Star Trek Online is another example of an older MMORPG designed to play over lesser internet, which helps it run extremely well on satellite. The ship combat and customization is fun and rewarding, and the away missions felt responsive and action-packed.
I only ever ran into problems while trying to play in data restriction, which is no longer an issue due to the Liberty Pass.
This Star Wars MMO is another exceptional title from Bioware. Having played several characters to end-game and logging almost 800 hours of time into the game I feel confident letting people know that this game was almost completely lag-free on priority data.
However, during full-on data restriction, the game was almost unplayable. Thankfully the newer, faster Liberty Pass fixes this problem.
Most of the lag happens during “warzones,” which are Player Versus Player matches. The rest of the game is completely lag-free.
Tera Online is another action-based MMO featuring fast-paced combat requiring the player to attack and dodge in real time. The game itself runs extremely well and is very well optimized, even for high-latency internet.
However, due to the unpleasant, borderline offensive community, I have decided not to return to this game.
One of my favorite MMORPGs that I continue to play to this day, The Secret World was able to run amazingly well with virtually no latency issues, even while playing in data restriction.
The brilliant Lovecraftian writing and amazing setting and environment still holds my attention, and I’m looking forward to the upcoming update in 2017.
Testing for The Division actually made me go out and buy it, and it’s one of my most-played games to this day.
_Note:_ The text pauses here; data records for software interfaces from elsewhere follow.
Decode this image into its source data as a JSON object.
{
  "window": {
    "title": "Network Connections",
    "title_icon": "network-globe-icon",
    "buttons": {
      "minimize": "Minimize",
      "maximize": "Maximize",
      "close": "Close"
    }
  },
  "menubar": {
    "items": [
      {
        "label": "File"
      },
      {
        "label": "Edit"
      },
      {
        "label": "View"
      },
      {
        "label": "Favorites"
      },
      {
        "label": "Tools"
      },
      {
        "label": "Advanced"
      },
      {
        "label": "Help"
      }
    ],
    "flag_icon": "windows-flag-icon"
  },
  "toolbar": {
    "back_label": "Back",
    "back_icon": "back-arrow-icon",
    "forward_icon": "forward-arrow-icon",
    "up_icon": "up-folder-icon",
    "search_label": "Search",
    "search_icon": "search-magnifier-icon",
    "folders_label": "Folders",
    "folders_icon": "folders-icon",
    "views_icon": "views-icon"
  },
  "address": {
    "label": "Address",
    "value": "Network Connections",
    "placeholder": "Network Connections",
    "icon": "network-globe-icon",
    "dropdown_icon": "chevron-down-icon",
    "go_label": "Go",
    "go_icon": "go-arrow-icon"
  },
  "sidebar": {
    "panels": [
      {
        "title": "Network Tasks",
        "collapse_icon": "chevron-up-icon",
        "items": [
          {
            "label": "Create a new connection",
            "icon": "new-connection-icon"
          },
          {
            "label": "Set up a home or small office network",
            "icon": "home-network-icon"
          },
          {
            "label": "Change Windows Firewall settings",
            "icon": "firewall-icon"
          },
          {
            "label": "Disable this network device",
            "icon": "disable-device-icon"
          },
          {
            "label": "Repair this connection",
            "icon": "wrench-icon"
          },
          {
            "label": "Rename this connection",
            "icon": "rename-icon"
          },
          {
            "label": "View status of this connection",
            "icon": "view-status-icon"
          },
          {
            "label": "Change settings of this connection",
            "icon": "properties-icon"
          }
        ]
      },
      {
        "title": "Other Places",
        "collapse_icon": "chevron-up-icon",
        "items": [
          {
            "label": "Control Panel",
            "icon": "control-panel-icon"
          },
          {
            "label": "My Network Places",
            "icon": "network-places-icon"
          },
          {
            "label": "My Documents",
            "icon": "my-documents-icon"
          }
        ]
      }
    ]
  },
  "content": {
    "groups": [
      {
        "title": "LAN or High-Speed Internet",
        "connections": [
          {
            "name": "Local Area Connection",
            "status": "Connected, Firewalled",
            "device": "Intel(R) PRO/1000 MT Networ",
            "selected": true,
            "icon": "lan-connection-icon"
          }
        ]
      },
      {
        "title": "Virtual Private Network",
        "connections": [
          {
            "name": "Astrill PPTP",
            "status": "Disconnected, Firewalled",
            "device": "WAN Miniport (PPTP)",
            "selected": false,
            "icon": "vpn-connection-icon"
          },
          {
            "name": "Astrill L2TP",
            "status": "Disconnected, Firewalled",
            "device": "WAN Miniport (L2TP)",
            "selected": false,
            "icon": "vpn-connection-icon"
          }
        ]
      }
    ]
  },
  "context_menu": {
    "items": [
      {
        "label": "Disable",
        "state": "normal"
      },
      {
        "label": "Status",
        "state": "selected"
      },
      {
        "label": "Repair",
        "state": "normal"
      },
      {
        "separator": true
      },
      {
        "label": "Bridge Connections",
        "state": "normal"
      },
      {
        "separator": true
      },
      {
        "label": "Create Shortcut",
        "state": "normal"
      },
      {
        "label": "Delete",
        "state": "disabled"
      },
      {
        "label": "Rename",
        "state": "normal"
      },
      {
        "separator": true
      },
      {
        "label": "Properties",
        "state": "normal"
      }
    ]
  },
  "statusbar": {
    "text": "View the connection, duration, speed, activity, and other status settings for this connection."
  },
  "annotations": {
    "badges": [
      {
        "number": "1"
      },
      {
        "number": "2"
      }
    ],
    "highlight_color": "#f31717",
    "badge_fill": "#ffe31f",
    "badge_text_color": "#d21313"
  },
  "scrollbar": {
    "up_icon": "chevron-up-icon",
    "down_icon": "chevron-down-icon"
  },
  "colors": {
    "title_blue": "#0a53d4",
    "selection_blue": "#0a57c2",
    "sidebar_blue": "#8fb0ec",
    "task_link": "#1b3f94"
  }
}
It played flawlessly, with only a noticeable delay in the older data restriction that is now gone due to the Liberty Pass’s updated speeds. Even the competitive DLC The Last Stand runs well, and I dominate at max level with top-level gear.
A top-down MMORPG similar to Ragnarok Online that requires the player to move and attack using only the mouse. There was no noticeable input delay, but the skills and damage notifiers would display with a slight delay due to the latency.
However, it never posed a problem for me as a player, and I was able to make it to high-level content without difficulty and take part in Dungeon Boss fights without an issue.
Another fast-paced action game that requires you to aim and dodge actively that runs incredibly well over satellite internet. Warframe is a multiplayer co-op arena-based game that pits you against waves of enemies that you can take on by yourself or with friends.
I only experienced lag during the old data restriction, and was more than able to reach max level with several characters alongside my friends.
Not much needs to be said about World of Warcraft. An older game designed to work over dial up, I had no problems with lag or connection issues, even while in data restriction. I didn’t make it far enough to play any kind of Battlegrounds PVP (Player vs. Player) due to the subscription and free to play restrictions. But the main game and story content was flawless.